I am isolated with one teen boy -16yrs – just me and him, which is a bit of a challenge. I do not think it is a good thing that my son games all night (4am) and sleeps to 2pm every day. He won’t listen to me and won’t get off at 1 am, 2 am, 4 am when I am up and tell him to get off the computer – he says he will but doesn’t. He said his friends are all on.
It is what we fight over most. That and the not doing school work.
Meanwhile I am not doing my son any favours by not stopping him from 8-10 hrs of gaming. Not forcing him to spend more time on homework. I try but he is strong willed and 6 ft 3 and does not respect my authority. He resents it. He also makes the point he is not 6 years old and he will be making his own decisions in two years. He won’t engage in school. Now that it is on line it is worse and he won’t seek help for what he sometimes calls depression – as an explanation for his lack of motivation or ambition for anything.
It feels much worse since Covid, since there are no other people in his life right now, like teachers at school that have more influence on him to learn things and do things perhaps out of his comfort zone because he does what they ask.
He is just gaming so much more. I would have thought this would be great that I am home and “help motivate him to do his homework etc.” but that is not the case. Too late. He wants mom to leave him alone.
I empathize with your plight. Being a single parent means there is limited opportunity to collaborate with another sober minded grown-up in real time. You add that your sense of authority is diminished, which may make you feel that you cannot control what happens in your own home.
Gaming is usually a boy’s thing. They while away the hours in their caves reeking of sweat and self-indulgence.
In cases where there is depression or anxiety, gaming hones the artistry of avoidance. The problem is compounded by Covid, because, as your boy will be the first to proclaim, there is little else to do, and the activity meets isolation protocols.
When you confront him, he doth protest too much. He uses depression and the idea of autonomy as a shield, like an addict protecting the right to his own poison.
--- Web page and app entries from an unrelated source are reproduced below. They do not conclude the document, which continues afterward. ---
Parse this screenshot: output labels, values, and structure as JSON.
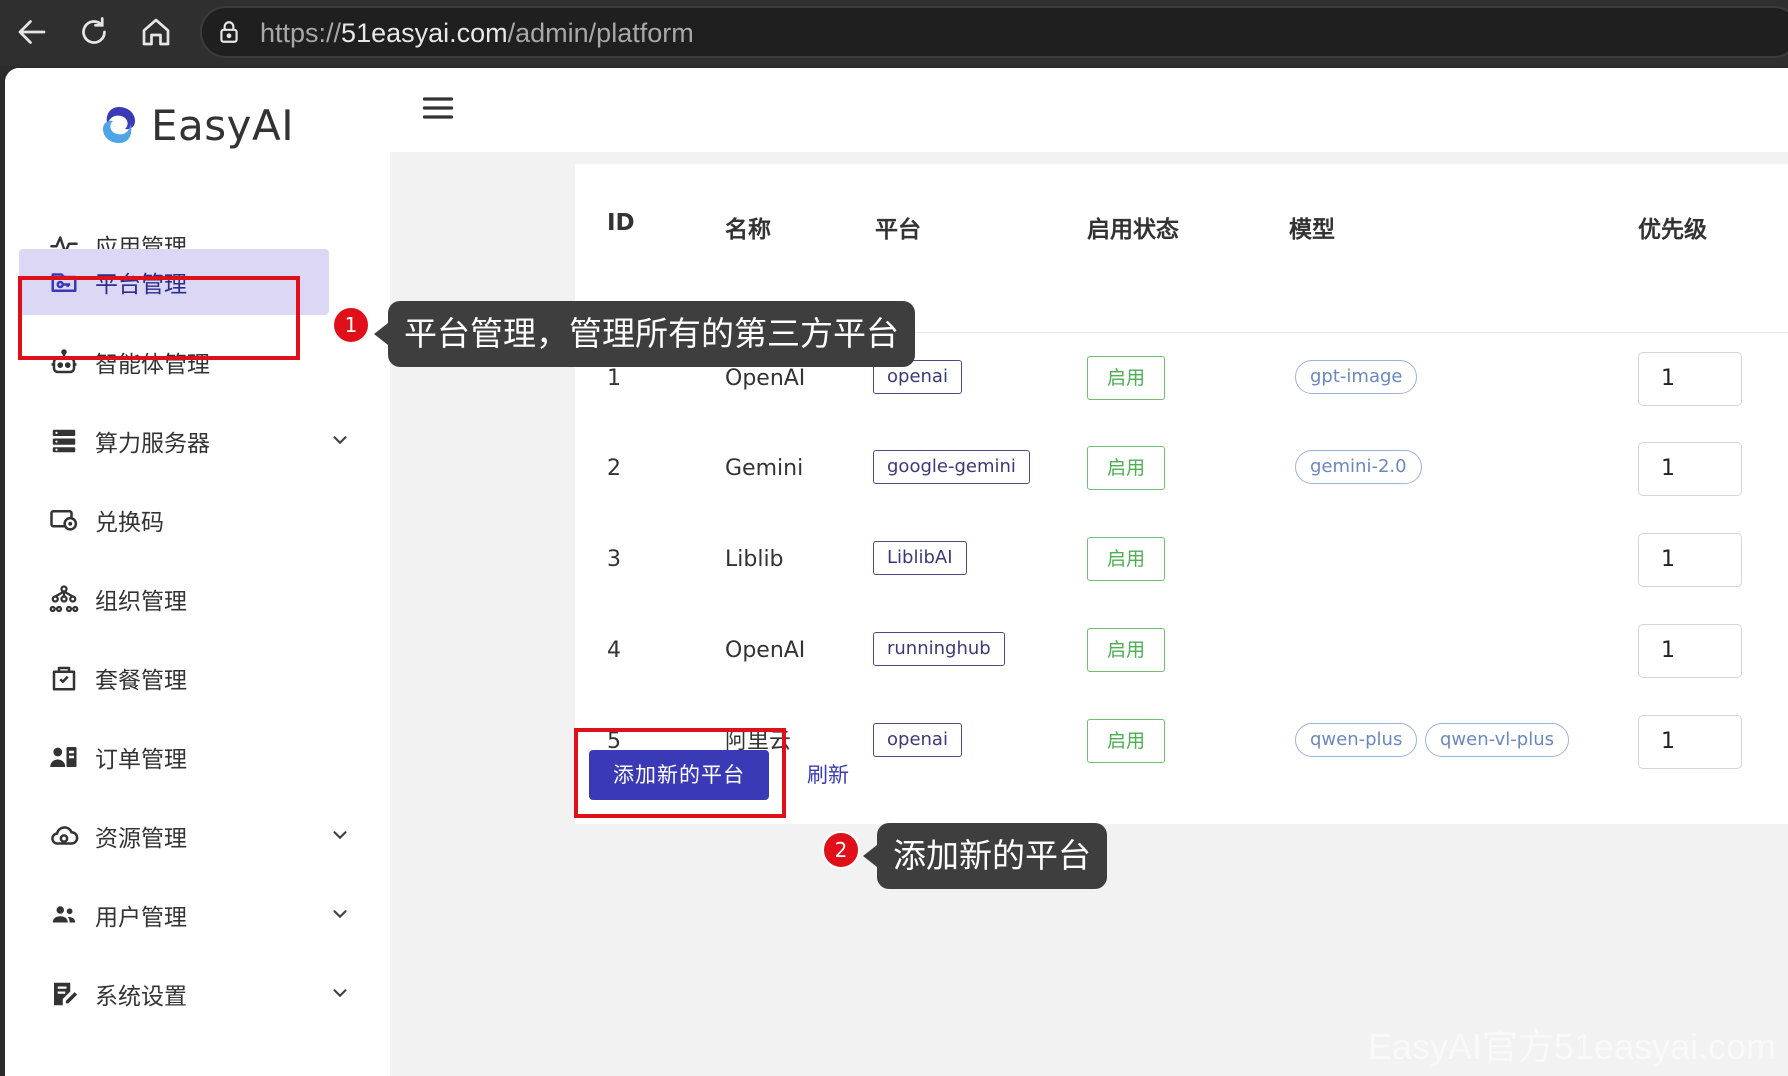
{
  "browser": {
    "url_prefix": "https://",
    "url_domain": "51easyai.com",
    "url_path": "/admin/platform"
  },
  "logo": {
    "text": "EasyAI"
  },
  "sidebar": {
    "items": [
      {
        "label": "应用管理",
        "icon": "app-pulse-icon"
      },
      {
        "label": "平台管理",
        "icon": "folder-key-icon",
        "active": true
      },
      {
        "label": "智能体管理",
        "icon": "robot-icon"
      },
      {
        "label": "算力服务器",
        "icon": "server-icon",
        "expandable": true
      },
      {
        "label": "兑换码",
        "icon": "redeem-card-icon"
      },
      {
        "label": "组织管理",
        "icon": "org-tree-icon"
      },
      {
        "label": "套餐管理",
        "icon": "package-bag-icon"
      },
      {
        "label": "订单管理",
        "icon": "order-icon"
      },
      {
        "label": "资源管理",
        "icon": "cloud-resource-icon",
        "expandable": true
      },
      {
        "label": "用户管理",
        "icon": "users-icon",
        "expandable": true
      },
      {
        "label": "系统设置",
        "icon": "settings-edit-icon",
        "expandable": true
      }
    ]
  },
  "table": {
    "headers": [
      "ID",
      "名称",
      "平台",
      "启用状态",
      "模型",
      "优先级"
    ],
    "rows": [
      {
        "id": "1",
        "name": "OpenAI",
        "platform": "openai",
        "status": "启用",
        "models": [
          "gpt-image"
        ],
        "priority": "1"
      },
      {
        "id": "2",
        "name": "Gemini",
        "platform": "google-gemini",
        "status": "启用",
        "models": [
          "gemini-2.0"
        ],
        "priority": "1"
      },
      {
        "id": "3",
        "name": "Liblib",
        "platform": "LiblibAI",
        "status": "启用",
        "models": [],
        "priority": "1"
      },
      {
        "id": "4",
        "name": "OpenAI",
        "platform": "runninghub",
        "status": "启用",
        "models": [],
        "priority": "1"
      },
      {
        "id": "5",
        "name": "阿里云",
        "platform": "openai",
        "status": "启用",
        "models": [
          "qwen-plus",
          "qwen-vl-plus"
        ],
        "priority": "1"
      }
    ]
  },
  "actions": {
    "add_label": "添加新的平台",
    "refresh_label": "刷新"
  },
  "annotations": [
    {
      "number": "1",
      "text": "平台管理，管理所有的第三方平台"
    },
    {
      "number": "2",
      "text": "添加新的平台"
    }
  ],
  "watermark": "EasyAI官方51easyai.com",
  "colors": {
    "accent": "#3b3ab6",
    "active_bg": "#dcd7f5",
    "annotation_red": "#e0101a",
    "status_green": "#4caf50"
  }
}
It is important to acknowledge that gaming can be a social event. Boys connect with other boys through the joys of joy sticking.
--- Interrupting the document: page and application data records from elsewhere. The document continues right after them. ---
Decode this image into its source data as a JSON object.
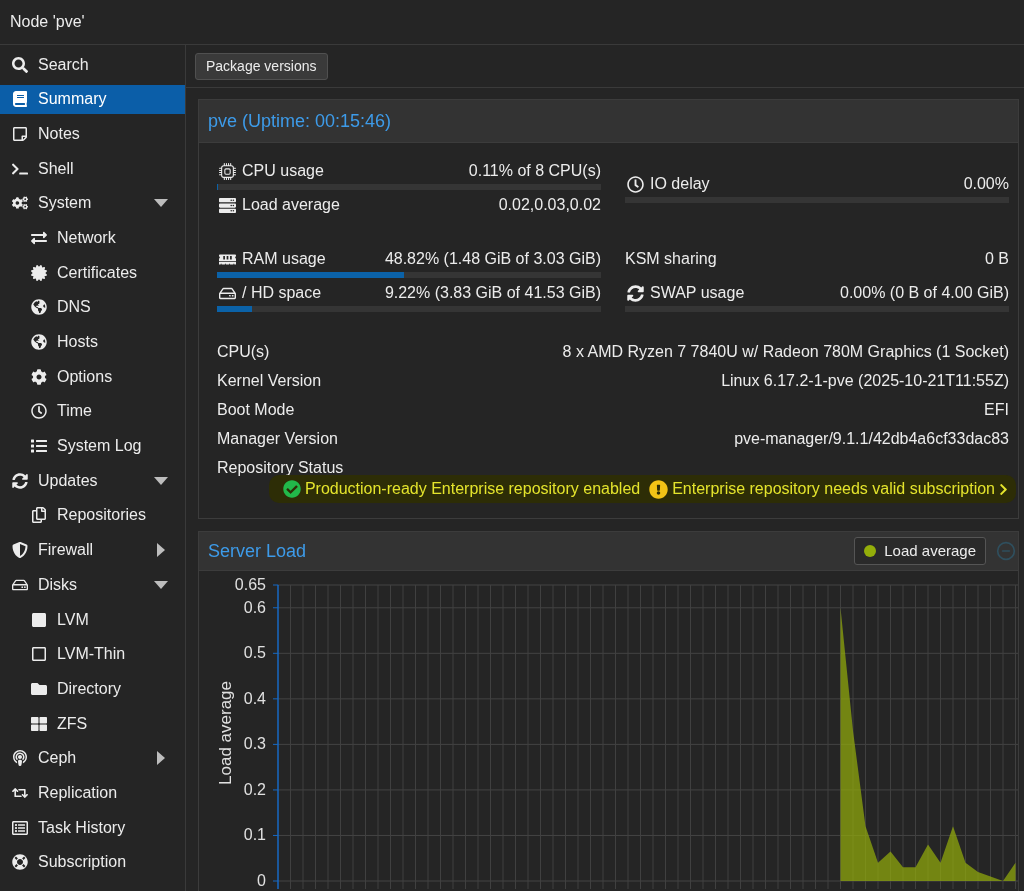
{
  "window": {
    "title": "Node 'pve'"
  },
  "sidebar": {
    "items": [
      {
        "label": "Search",
        "selected": false
      },
      {
        "label": "Summary",
        "selected": true
      },
      {
        "label": "Notes",
        "selected": false
      },
      {
        "label": "Shell",
        "selected": false
      },
      {
        "label": "System",
        "selected": false,
        "expanded": true,
        "children": [
          {
            "label": "Network",
            "selected": false
          },
          {
            "label": "Certificates",
            "selected": false
          },
          {
            "label": "DNS",
            "selected": false
          },
          {
            "label": "Hosts",
            "selected": false
          },
          {
            "label": "Options",
            "selected": false
          },
          {
            "label": "Time",
            "selected": false
          },
          {
            "label": "System Log",
            "selected": false
          }
        ]
      },
      {
        "label": "Updates",
        "selected": false,
        "expanded": true,
        "children": [
          {
            "label": "Repositories",
            "selected": false
          }
        ]
      },
      {
        "label": "Firewall",
        "selected": false,
        "expanded": false
      },
      {
        "label": "Disks",
        "selected": false,
        "expanded": true,
        "children": [
          {
            "label": "LVM",
            "selected": false
          },
          {
            "label": "LVM-Thin",
            "selected": false
          },
          {
            "label": "Directory",
            "selected": false
          },
          {
            "label": "ZFS",
            "selected": false
          }
        ]
      },
      {
        "label": "Ceph",
        "selected": false,
        "expanded": false
      },
      {
        "label": "Replication",
        "selected": false
      },
      {
        "label": "Task History",
        "selected": false
      },
      {
        "label": "Subscription",
        "selected": false
      }
    ]
  },
  "toolbar": {
    "buttons": [
      "Package versions"
    ]
  },
  "summary": {
    "title": "pve (Uptime: 00:15:46)",
    "metric_groups": [
      {
        "left": [
          {
            "label": "CPU usage",
            "value": "0.11% of 8 CPU(s)",
            "level": 0.0011
          },
          {
            "label": "Load average",
            "value": "0.02,0.03,0.02"
          }
        ],
        "right": [
          {
            "label": "IO delay",
            "value": "0.00%",
            "level": 0
          }
        ]
      },
      {
        "left": [
          {
            "label": "RAM usage",
            "value": "48.82% (1.48 GiB of 3.03 GiB)",
            "level": 0.4882
          },
          {
            "label": "/ HD space",
            "value": "9.22% (3.83 GiB of 41.53 GiB)",
            "level": 0.0922
          }
        ],
        "right": [
          {
            "label": "KSM sharing",
            "value": "0 B"
          },
          {
            "label": "SWAP usage",
            "value": "0.00% (0 B of 4.00 GiB)",
            "level": 0
          }
        ]
      }
    ],
    "details": [
      {
        "label": "CPU(s)",
        "value": "8 x AMD Ryzen 7 7840U w/ Radeon 780M Graphics (1 Socket)"
      },
      {
        "label": "Kernel Version",
        "value": "Linux 6.17.2-1-pve (2025-10-21T11:55Z)"
      },
      {
        "label": "Boot Mode",
        "value": "EFI"
      },
      {
        "label": "Manager Version",
        "value": "pve-manager/9.1.1/42db4a6cf33dac83"
      },
      {
        "label": "Repository Status"
      }
    ],
    "repository_status": [
      {
        "kind": "ok",
        "text": "Production-ready Enterprise repository enabled"
      },
      {
        "kind": "warning",
        "text": "Enterprise repository needs valid subscription"
      }
    ]
  },
  "server_load": {
    "chart_data": {
      "type": "area",
      "title": "Server Load",
      "ylabel": "Load average",
      "ylim": [
        0,
        0.65
      ],
      "yticks": [
        0,
        0.1,
        0.2,
        0.3,
        0.4,
        0.5,
        0.6,
        0.65
      ],
      "grid": true,
      "series": [
        {
          "name": "Load average",
          "color": "#94ae0a",
          "values": [
            null,
            null,
            null,
            null,
            null,
            null,
            null,
            null,
            null,
            null,
            null,
            null,
            null,
            null,
            null,
            null,
            null,
            null,
            null,
            null,
            null,
            null,
            null,
            null,
            null,
            null,
            null,
            null,
            null,
            null,
            null,
            null,
            null,
            null,
            null,
            null,
            null,
            null,
            null,
            null,
            null,
            null,
            null,
            null,
            null,
            0.6,
            0.33,
            0.12,
            0.04,
            0.065,
            0.03,
            0.03,
            0.08,
            0.04,
            0.12,
            0.04,
            0.02,
            0.01,
            0,
            0.04
          ]
        }
      ]
    }
  }
}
One colleague told me yesterday that his son is orbiting dangerously close to the MINECRAFT black hole. And yet, he was adamant when he exclaimed,
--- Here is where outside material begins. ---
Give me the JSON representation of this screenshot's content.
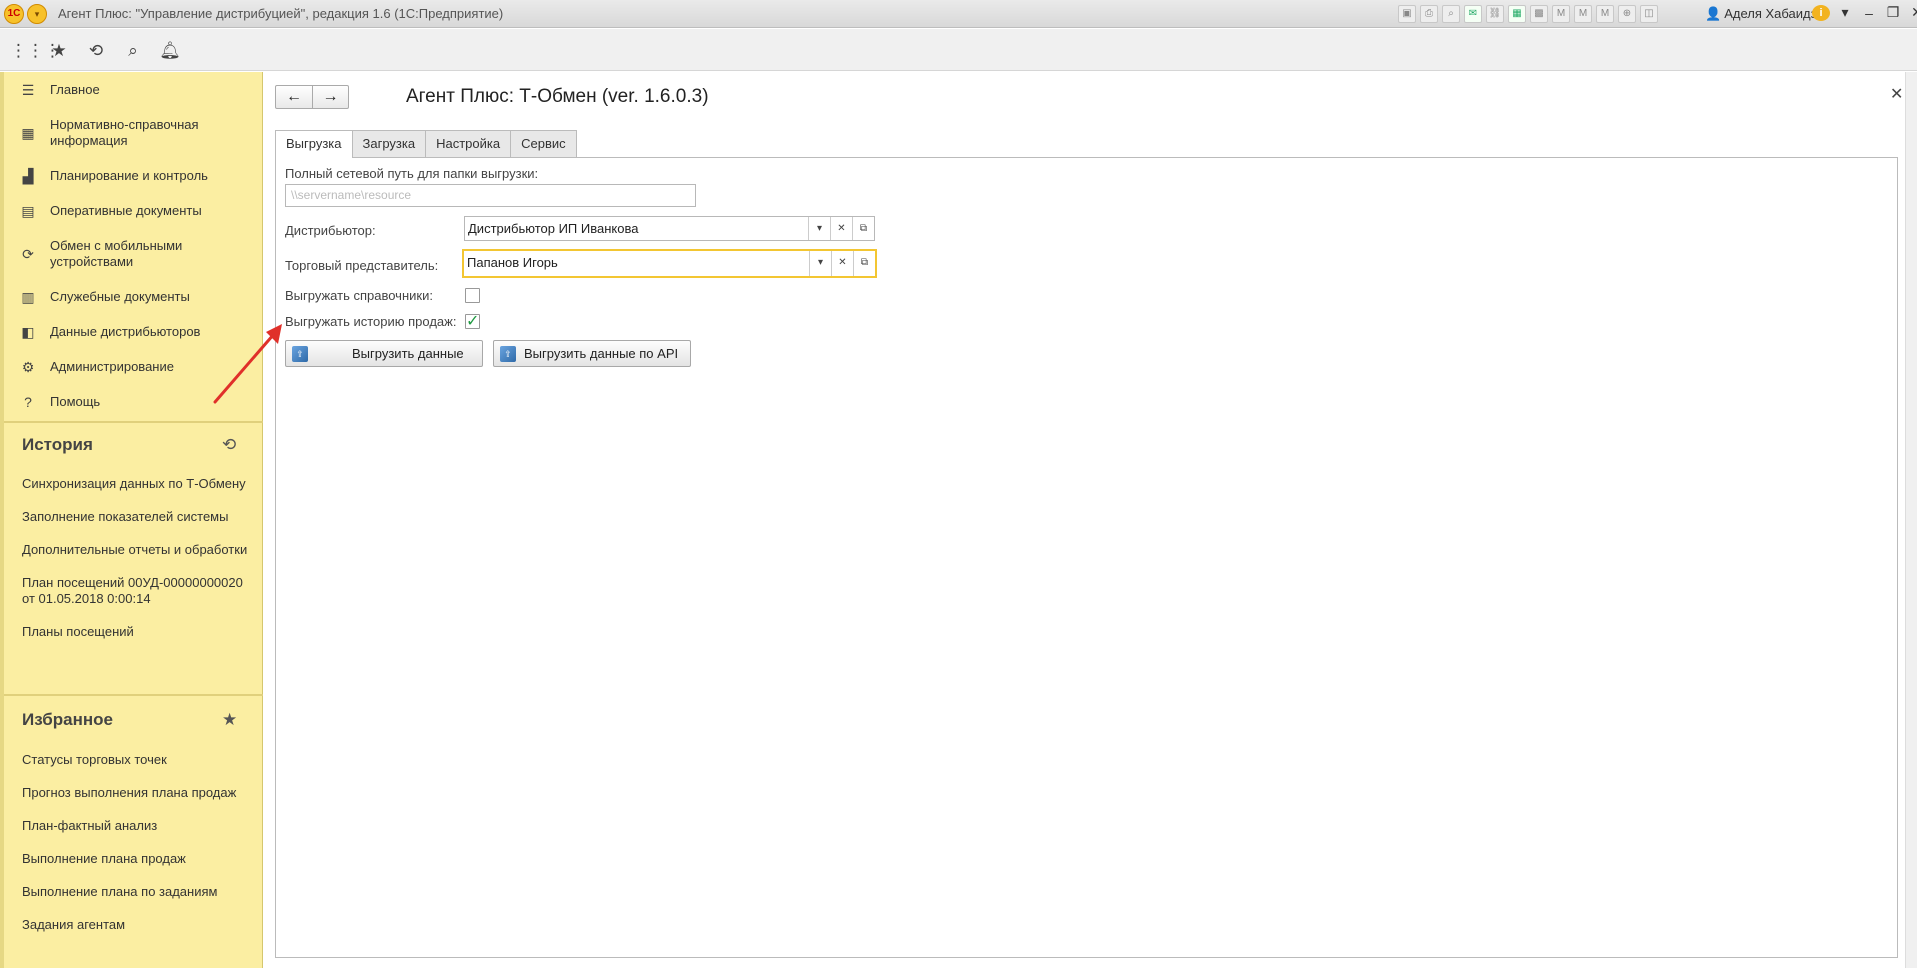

“I would rather have him socialize through gaming than loiter on YouTube all day.”
I realize there is cold comfort in either scenario.
On the matter of what to do next, I respectfully suggest that gaming is not the point.
Unless you want to turn your home into a police state, throw in the digital towel. Why engage and rage in a battle you cannot win? He’s not listening to you. He sniffs your parenting agenda a mile away and can anticipate your every utterance. He’ll tune you out before you form your first word.
There is a subtler approach to be discovered.
Consider shifting your focus to building a closer connection with your son, and in doing so, distract him with constructive activity. Covid has gift-wrapped this chance. You are hunkered down together. You have the time in ways you may never have again.
Start with finding ways for both of you to engage. Begin with the trivial. In fact, the more trivial the better. If you are too forward, he’ll wince.
I’ll start you off with a few ideas, but they are just notions to reinforce my point. The idea is to find ways of just hanging out with him, like in a Seinfeld episode about nothing.
- 1) Crokinole – a board game that is a perfect metaphor for what you are trying to accomplish. Aside from being incredibly fun, the finger movement is an inverted fuck-you gesture
- 2) Ask him what his fantasy meal is. Prepare it with him and teach him to cook in the process
- 3) Start a fitness regime together. But simple. A sit-up contest you both train for and post online for others to chuckle at
You may also want to consider an idea bordering on the absurd.
If you can’t beat em, join em.
Ask him something like,
“What’s this whole gaming thing about? Show me your stuff. Maybe I could kick your butt one day.”
His eyeballs may do triple axles in dismay, or he may regard you as insane in a laughable kind of way.
He’ll know at some level you are trying to connect and this will be meaningful to him. If he rejects you in any or all of these ideas, or the umpteen more you can conjure, it’s no biggie.
Don’t give up. But don’t go too hard either. It’s like trying to woo a feral cat.
Crazy good things you never anticipated will come out of this journey. I promise.
Good luck! And let us know how it goes.